Newly released “UK climate change Risk Assessment 2017” has generated little attention but is vital to the country’s future. Looking at how warmer winters, hotter summers, changing rainfall, and rising sea levels the upcoming "National Adaptation Programme" will show how to deal with the changes.

UK Assessment plans

Lord Gardiner, Defra (Department of Environment, Food, and Rural Affairs) Minister, said, “Our changing climate is one of the most serious environmental challenges that we face as a nation and that is why we are taking action, from improving flood defences across the country to securing our critical food and water supplies."

In July 2013 the First Assessment plan recommended:

>Spending £2.5 billion over six years to protect 300,000-plus homes from Flooding

>Updates to the "Heatwave Plan for England"

>Improving drainage systems

>Adding 50 new marine conservation areas

>Increasing food supply security

>Researching risks from new plant pests and diseases

Record heat

Many countries’ plans to cope with climate change may need updating because the situation appears to be much worse than expected with global temperature changes already near the 2050 Paris Agreement goals.

Last year, 2016, was the warmest year on record. The third successive year which set a new higher record, 1.78 °F above the mean 20th century temperature.

More bad news

Jim Hansen, formerly NASA’s chief climate scientist who was gagged when he tried to publish and speak about his findings years ago, predicts sea level changes drastically higher than current mainstream predictions,

Instead of a one foot rise as many reports have found. Dr Hansen’s study, published in “Atmospheric Chemistry and Physics,” shows that the ocean levels will probably increase by meters instead of centimetres - as much as 6 ft. by 2050-2100 from just the expected 2-degree centigrade rise in average temperatures.

The Hansen report (compiled with 18 other international experts) shows New York, London, Rio de Janeiro, and Shanghai and other coastal cities as well as most of Florida at risk of severe regular flooding or submersion by 2100.

The 6 foot storm surge from Hurricane Sandy in 2012 flooded the New York City subway system and predictions say this will become common place.

During the Eemian interglacial period 120,000 years ago, which was only about 1 degree warmer than the 2016 average, sea levels with all the glaciers melted were 6 to 9 meters (two stories) higher than today and they remained that high for thousands of years.

The UN’s assessment is for a maximum rise of one meter by 2100 but their recent report also called climate change now "irreversible without drastic changes," but Hansen and other experts point out that they didn’t factor in melting of all the ice sheets and changing vegetation.

Now improved measurements show CO2 sensitivity is much worse than thought.

The older technique for determining ancient CO2 levels looked at fossil leaves.

Tiny openings (stomata) let carbon dioxide pass for photosynthesis. The size and number of these holes vary with the concentration of CO2. Smaller holes equals more CO2. But this also varies with species and many no longer exist for comparison tests so a better way was outlined in a 2014 paper in Geophysical Research Letters using a combination of the hole size and depth along with carbon isotope tests. The upshot is that CO2 levels during some warm geologic periods were in the 300 ppm range, lower than earlier thought/ That means temperature is more sensitive to CO2 levels than earlier thought.

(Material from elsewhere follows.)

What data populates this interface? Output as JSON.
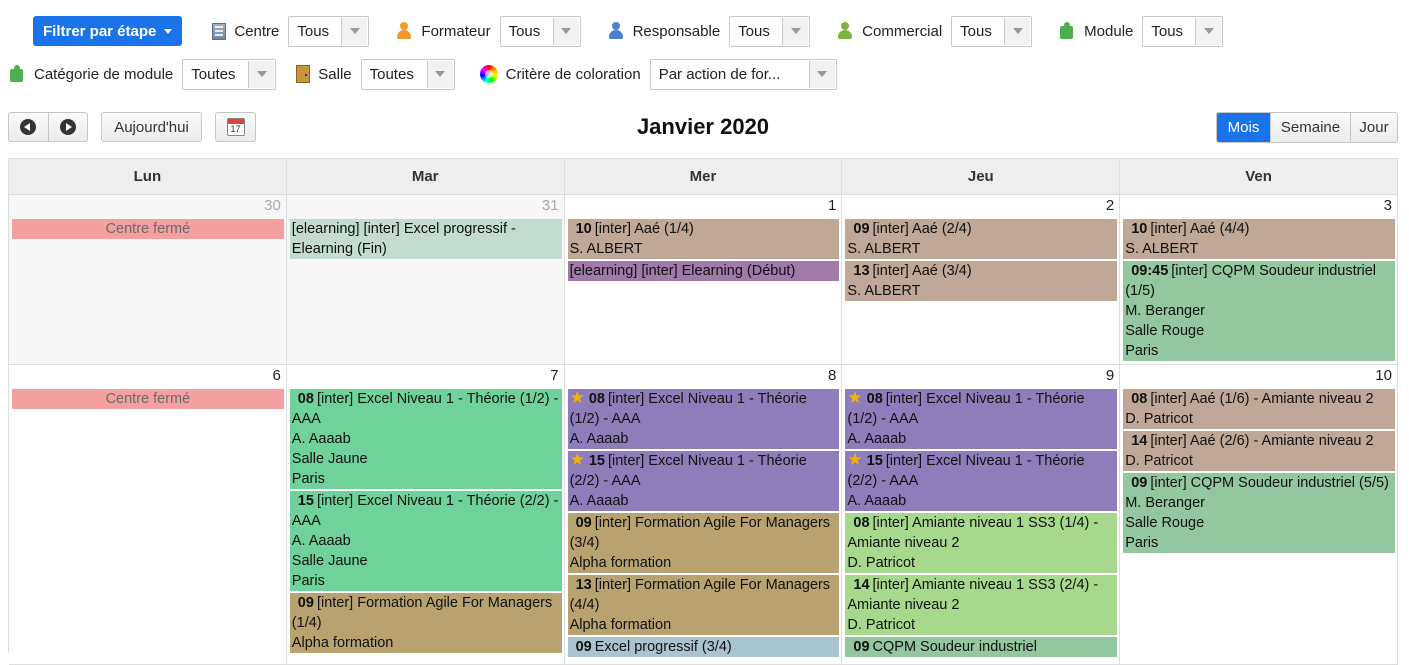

Mid 1800s CO2 levels were 280 ppm - today they are above 400 ppm.

The latest models used by the Intergovernmental Panel on Climate Change, say current levels should cause a near term 3°C rise and eventually up to 4°C rise as ice sheets melt and plant growth changes over longer time periods such as the next 50-100 years.

Recent discoveries and analysis which had been suppressed show climate change is upon us in a very big and dangerous way.